App and web page records:
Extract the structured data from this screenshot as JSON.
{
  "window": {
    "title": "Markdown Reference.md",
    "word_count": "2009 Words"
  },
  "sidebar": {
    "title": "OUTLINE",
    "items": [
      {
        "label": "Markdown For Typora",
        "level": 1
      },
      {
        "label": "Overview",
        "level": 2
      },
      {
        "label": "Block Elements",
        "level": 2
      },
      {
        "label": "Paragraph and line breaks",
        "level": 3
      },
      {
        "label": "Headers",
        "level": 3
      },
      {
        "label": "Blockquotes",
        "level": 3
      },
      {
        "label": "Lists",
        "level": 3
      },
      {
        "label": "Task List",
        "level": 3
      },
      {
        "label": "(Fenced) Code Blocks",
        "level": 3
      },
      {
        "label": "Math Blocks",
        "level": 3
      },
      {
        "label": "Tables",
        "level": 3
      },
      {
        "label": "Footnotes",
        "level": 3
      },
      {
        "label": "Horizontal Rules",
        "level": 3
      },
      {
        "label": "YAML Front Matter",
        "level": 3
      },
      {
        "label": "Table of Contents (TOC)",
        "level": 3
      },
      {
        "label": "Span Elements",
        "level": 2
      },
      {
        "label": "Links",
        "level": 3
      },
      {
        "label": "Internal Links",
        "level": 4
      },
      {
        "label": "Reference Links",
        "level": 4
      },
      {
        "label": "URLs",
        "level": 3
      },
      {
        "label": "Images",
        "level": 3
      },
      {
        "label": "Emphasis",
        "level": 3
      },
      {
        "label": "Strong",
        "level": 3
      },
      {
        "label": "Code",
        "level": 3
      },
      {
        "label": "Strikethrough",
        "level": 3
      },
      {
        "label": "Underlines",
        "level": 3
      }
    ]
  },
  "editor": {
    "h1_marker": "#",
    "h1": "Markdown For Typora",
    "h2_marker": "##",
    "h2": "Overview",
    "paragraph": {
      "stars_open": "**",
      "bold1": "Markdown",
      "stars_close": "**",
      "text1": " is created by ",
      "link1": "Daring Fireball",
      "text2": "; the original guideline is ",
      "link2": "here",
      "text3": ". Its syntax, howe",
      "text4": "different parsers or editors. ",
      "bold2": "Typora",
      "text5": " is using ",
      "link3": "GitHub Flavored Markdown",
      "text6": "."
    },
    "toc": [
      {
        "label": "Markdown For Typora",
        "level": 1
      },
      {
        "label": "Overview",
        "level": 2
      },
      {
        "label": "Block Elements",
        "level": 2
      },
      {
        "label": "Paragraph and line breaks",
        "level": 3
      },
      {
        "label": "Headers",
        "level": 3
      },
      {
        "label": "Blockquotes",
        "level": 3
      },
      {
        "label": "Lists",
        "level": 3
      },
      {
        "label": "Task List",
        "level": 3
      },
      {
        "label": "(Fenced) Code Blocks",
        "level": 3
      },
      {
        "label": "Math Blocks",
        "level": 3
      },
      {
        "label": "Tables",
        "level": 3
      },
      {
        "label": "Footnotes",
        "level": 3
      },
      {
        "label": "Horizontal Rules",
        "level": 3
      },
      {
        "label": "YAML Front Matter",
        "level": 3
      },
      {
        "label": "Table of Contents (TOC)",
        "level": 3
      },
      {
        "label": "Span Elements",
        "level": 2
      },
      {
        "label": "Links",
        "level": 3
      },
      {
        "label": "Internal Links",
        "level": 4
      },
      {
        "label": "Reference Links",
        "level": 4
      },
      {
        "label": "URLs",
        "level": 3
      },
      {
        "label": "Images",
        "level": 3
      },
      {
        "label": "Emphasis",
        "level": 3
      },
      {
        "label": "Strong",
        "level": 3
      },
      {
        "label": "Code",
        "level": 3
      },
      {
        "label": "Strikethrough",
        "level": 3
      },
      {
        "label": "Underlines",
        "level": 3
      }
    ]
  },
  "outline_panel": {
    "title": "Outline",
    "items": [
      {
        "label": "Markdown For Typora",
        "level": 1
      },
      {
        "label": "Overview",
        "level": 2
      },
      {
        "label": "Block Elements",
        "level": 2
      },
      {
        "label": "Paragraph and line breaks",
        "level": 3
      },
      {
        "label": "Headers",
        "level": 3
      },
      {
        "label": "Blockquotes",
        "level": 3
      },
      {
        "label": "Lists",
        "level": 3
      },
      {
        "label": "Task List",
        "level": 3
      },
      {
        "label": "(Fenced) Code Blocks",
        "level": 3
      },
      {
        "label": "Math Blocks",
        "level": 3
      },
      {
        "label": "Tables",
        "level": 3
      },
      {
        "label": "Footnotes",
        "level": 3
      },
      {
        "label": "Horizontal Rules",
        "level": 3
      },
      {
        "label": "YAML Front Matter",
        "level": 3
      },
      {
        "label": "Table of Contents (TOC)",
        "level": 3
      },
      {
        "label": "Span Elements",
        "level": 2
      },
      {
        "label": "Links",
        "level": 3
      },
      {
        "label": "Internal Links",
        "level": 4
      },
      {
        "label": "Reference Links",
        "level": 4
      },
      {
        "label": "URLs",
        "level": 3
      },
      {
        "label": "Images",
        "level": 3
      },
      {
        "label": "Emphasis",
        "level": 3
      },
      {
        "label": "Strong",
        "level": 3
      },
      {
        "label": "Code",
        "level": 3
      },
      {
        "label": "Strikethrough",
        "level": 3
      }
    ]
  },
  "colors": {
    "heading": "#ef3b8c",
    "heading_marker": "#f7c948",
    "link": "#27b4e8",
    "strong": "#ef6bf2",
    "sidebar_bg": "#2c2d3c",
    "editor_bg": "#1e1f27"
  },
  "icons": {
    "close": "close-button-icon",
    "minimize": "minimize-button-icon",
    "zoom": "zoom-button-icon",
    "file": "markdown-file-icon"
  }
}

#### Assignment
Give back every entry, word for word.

#### Response box
Extract the structured data from this screenshot as JSON.
{
  "window": {
    "title": "Markdown Reference.md",
    "word_count": "2009 Words"
  },
  "sidebar": {
    "title": "OUTLINE",
    "items": [
      {
        "label": "Markdown For Typora",
        "level": 1
      },
      {
        "label": "Overview",
        "level": 2
      },
      {
        "label": "Block Elements",
        "level": 2
      },
      {
        "label": "Paragraph and line breaks",
        "level": 3
      },
      {
        "label": "Headers",
        "level": 3
      },
      {
        "label": "Blockquotes",
        "level": 3
      },
      {
        "label": "Lists",
        "level": 3
      },
      {
        "label": "Task List",
        "level": 3
      },
      {
        "label": "(Fenced) Code Blocks",
        "level": 3
      },
      {
        "label": "Math Blocks",
        "level": 3
      },
      {
        "label": "Tables",
        "level": 3
      },
      {
        "label": "Footnotes",
        "level": 3
      },
      {
        "label": "Horizontal Rules",
        "level": 3
      },
      {
        "label": "YAML Front Matter",
        "level": 3
      },
      {
        "label": "Table of Contents (TOC)",
        "level": 3
      },
      {
        "label": "Span Elements",
        "level": 2
      },
      {
        "label": "Links",
        "level": 3
      },
      {
        "label": "Internal Links",
        "level": 4
      },
      {
        "label": "Reference Links",
        "level": 4
      },
      {
        "label": "URLs",
        "level": 3
      },
      {
        "label": "Images",
        "level": 3
      },
      {
        "label": "Emphasis",
        "level": 3
      },
      {
        "label": "Strong",
        "level": 3
      },
      {
        "label": "Code",
        "level": 3
      },
      {
        "label": "Strikethrough",
        "level": 3
      },
      {
        "label": "Underlines",
        "level": 3
      }
    ]
  },
  "editor": {
    "h1_marker": "#",
    "h1": "Markdown For Typora",
    "h2_marker": "##",
    "h2": "Overview",
    "paragraph": {
      "stars_open": "**",
      "bold1": "Markdown",
      "stars_close": "**",
      "text1": " is created by ",
      "link1": "Daring Fireball",
      "text2": "; the original guideline is ",
      "link2": "here",
      "text3": ". Its syntax, howe",
      "text4": "different parsers or editors. ",
      "bold2": "Typora",
      "text5": " is using ",
      "link3": "GitHub Flavored Markdown",
      "text6": "."
    },
    "toc": [
      {
        "label": "Markdown For Typora",
        "level": 1
      },
      {
        "label": "Overview",
        "level": 2
      },
      {
        "label": "Block Elements",
        "level": 2
      },
      {
        "label": "Paragraph and line breaks",
        "level": 3
      },
      {
        "label": "Headers",
        "level": 3
      },
      {
        "label": "Blockquotes",
        "level": 3
      },
      {
        "label": "Lists",
        "level": 3
      },
      {
        "label": "Task List",
        "level": 3
      },
      {
        "label": "(Fenced) Code Blocks",
        "level": 3
      },
      {
        "label": "Math Blocks",
        "level": 3
      },
      {
        "label": "Tables",
        "level": 3
      },
      {
        "label": "Footnotes",
        "level": 3
      },
      {
        "label": "Horizontal Rules",
        "level": 3
      },
      {
        "label": "YAML Front Matter",
        "level": 3
      },
      {
        "label": "Table of Contents (TOC)",
        "level": 3
      },
      {
        "label": "Span Elements",
        "level": 2
      },
      {
        "label": "Links",
        "level": 3
      },
      {
        "label": "Internal Links",
        "level": 4
      },
      {
        "label": "Reference Links",
        "level": 4
      },
      {
        "label": "URLs",
        "level": 3
      },
      {
        "label": "Images",
        "level": 3
      },
      {
        "label": "Emphasis",
        "level": 3
      },
      {
        "label": "Strong",
        "level": 3
      },
      {
        "label": "Code",
        "level": 3
      },
      {
        "label": "Strikethrough",
        "level": 3
      },
      {
        "label": "Underlines",
        "level": 3
      }
    ]
  },
  "outline_panel": {
    "title": "Outline",
    "items": [
      {
        "label": "Markdown For Typora",
        "level": 1
      },
      {
        "label": "Overview",
        "level": 2
      },
      {
        "label": "Block Elements",
        "level": 2
      },
      {
        "label": "Paragraph and line breaks",
        "level": 3
      },
      {
        "label": "Headers",
        "level": 3
      },
      {
        "label": "Blockquotes",
        "level": 3
      },
      {
        "label": "Lists",
        "level": 3
      },
      {
        "label": "Task List",
        "level": 3
      },
      {
        "label": "(Fenced) Code Blocks",
        "level": 3
      },
      {
        "label": "Math Blocks",
        "level": 3
      },
      {
        "label": "Tables",
        "level": 3
      },
      {
        "label": "Footnotes",
        "level": 3
      },
      {
        "label": "Horizontal Rules",
        "level": 3
      },
      {
        "label": "YAML Front Matter",
        "level": 3
      },
      {
        "label": "Table of Contents (TOC)",
        "level": 3
      },
      {
        "label": "Span Elements",
        "level": 2
      },
      {
        "label": "Links",
        "level": 3
      },
      {
        "label": "Internal Links",
        "level": 4
      },
      {
        "label": "Reference Links",
        "level": 4
      },
      {
        "label": "URLs",
        "level": 3
      },
      {
        "label": "Images",
        "level": 3
      },
      {
        "label": "Emphasis",
        "level": 3
      },
      {
        "label": "Strong",
        "level": 3
      },
      {
        "label": "Code",
        "level": 3
      },
      {
        "label": "Strikethrough",
        "level": 3
      }
    ]
  },
  "colors": {
    "heading": "#ef3b8c",
    "heading_marker": "#f7c948",
    "link": "#27b4e8",
    "strong": "#ef6bf2",
    "sidebar_bg": "#2c2d3c",
    "editor_bg": "#1e1f27"
  },
  "icons": {
    "close": "close-button-icon",
    "minimize": "minimize-button-icon",
    "zoom": "zoom-button-icon",
    "file": "markdown-file-icon"
  }
}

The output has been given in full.